[[ DATASET CONTENT, beginning ]]

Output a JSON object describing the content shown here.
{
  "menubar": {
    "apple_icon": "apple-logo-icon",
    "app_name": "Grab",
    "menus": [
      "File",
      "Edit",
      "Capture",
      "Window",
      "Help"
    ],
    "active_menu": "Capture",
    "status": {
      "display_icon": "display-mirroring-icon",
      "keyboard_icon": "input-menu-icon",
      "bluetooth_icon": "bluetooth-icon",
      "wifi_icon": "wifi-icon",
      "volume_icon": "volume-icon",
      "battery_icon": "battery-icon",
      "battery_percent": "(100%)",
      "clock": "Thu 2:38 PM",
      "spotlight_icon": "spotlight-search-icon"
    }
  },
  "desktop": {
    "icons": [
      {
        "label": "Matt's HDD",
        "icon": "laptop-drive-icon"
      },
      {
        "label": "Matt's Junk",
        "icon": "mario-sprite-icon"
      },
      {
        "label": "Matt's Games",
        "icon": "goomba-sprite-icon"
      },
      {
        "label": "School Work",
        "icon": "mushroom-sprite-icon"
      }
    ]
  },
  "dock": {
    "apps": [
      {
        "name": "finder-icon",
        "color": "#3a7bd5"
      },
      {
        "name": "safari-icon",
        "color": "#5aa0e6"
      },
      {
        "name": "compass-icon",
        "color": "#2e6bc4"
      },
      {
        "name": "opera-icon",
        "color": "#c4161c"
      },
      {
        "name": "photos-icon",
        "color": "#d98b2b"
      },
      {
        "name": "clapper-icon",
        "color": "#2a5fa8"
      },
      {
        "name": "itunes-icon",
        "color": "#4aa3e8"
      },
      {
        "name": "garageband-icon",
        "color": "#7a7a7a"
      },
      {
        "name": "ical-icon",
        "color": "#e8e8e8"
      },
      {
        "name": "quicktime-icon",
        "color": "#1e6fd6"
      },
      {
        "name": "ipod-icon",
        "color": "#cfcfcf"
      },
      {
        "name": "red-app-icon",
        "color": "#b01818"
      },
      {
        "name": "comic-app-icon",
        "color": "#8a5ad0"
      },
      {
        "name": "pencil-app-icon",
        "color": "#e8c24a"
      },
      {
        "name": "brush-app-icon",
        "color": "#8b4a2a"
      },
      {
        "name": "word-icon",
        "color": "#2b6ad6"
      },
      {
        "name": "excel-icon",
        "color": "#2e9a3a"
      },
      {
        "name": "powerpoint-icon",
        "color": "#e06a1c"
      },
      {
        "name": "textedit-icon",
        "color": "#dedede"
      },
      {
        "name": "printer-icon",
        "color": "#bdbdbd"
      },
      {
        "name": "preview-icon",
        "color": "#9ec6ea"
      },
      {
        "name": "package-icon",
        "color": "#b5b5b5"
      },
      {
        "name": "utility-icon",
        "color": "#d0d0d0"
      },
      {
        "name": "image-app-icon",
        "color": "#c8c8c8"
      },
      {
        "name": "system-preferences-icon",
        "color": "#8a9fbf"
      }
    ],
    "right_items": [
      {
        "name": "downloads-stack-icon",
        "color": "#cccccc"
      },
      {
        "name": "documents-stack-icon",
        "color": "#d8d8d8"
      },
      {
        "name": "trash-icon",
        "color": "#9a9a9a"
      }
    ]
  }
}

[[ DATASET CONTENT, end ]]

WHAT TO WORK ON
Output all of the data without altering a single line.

REPLY
Output a JSON object describing the content shown here.
{
  "menubar": {
    "apple_icon": "apple-logo-icon",
    "app_name": "Grab",
    "menus": [
      "File",
      "Edit",
      "Capture",
      "Window",
      "Help"
    ],
    "active_menu": "Capture",
    "status": {
      "display_icon": "display-mirroring-icon",
      "keyboard_icon": "input-menu-icon",
      "bluetooth_icon": "bluetooth-icon",
      "wifi_icon": "wifi-icon",
      "volume_icon": "volume-icon",
      "battery_icon": "battery-icon",
      "battery_percent": "(100%)",
      "clock": "Thu 2:38 PM",
      "spotlight_icon": "spotlight-search-icon"
    }
  },
  "desktop": {
    "icons": [
      {
        "label": "Matt's HDD",
        "icon": "laptop-drive-icon"
      },
      {
        "label": "Matt's Junk",
        "icon": "mario-sprite-icon"
      },
      {
        "label": "Matt's Games",
        "icon": "goomba-sprite-icon"
      },
      {
        "label": "School Work",
        "icon": "mushroom-sprite-icon"
      }
    ]
  },
  "dock": {
    "apps": [
      {
        "name": "finder-icon",
        "color": "#3a7bd5"
      },
      {
        "name": "safari-icon",
        "color": "#5aa0e6"
      },
      {
        "name": "compass-icon",
        "color": "#2e6bc4"
      },
      {
        "name": "opera-icon",
        "color": "#c4161c"
      },
      {
        "name": "photos-icon",
        "color": "#d98b2b"
      },
      {
        "name": "clapper-icon",
        "color": "#2a5fa8"
      },
      {
        "name": "itunes-icon",
        "color": "#4aa3e8"
      },
      {
        "name": "garageband-icon",
        "color": "#7a7a7a"
      },
      {
        "name": "ical-icon",
        "color": "#e8e8e8"
      },
      {
        "name": "quicktime-icon",
        "color": "#1e6fd6"
      },
      {
        "name": "ipod-icon",
        "color": "#cfcfcf"
      },
      {
        "name": "red-app-icon",
        "color": "#b01818"
      },
      {
        "name": "comic-app-icon",
        "color": "#8a5ad0"
      },
      {
        "name": "pencil-app-icon",
        "color": "#e8c24a"
      },
      {
        "name": "brush-app-icon",
        "color": "#8b4a2a"
      },
      {
        "name": "word-icon",
        "color": "#2b6ad6"
      },
      {
        "name": "excel-icon",
        "color": "#2e9a3a"
      },
      {
        "name": "powerpoint-icon",
        "color": "#e06a1c"
      },
      {
        "name": "textedit-icon",
        "color": "#dedede"
      },
      {
        "name": "printer-icon",
        "color": "#bdbdbd"
      },
      {
        "name": "preview-icon",
        "color": "#9ec6ea"
      },
      {
        "name": "package-icon",
        "color": "#b5b5b5"
      },
      {
        "name": "utility-icon",
        "color": "#d0d0d0"
      },
      {
        "name": "image-app-icon",
        "color": "#c8c8c8"
      },
      {
        "name": "system-preferences-icon",
        "color": "#8a9fbf"
      }
    ],
    "right_items": [
      {
        "name": "downloads-stack-icon",
        "color": "#cccccc"
      },
      {
        "name": "documents-stack-icon",
        "color": "#d8d8d8"
      },
      {
        "name": "trash-icon",
        "color": "#9a9a9a"
      }
    ]
  }
}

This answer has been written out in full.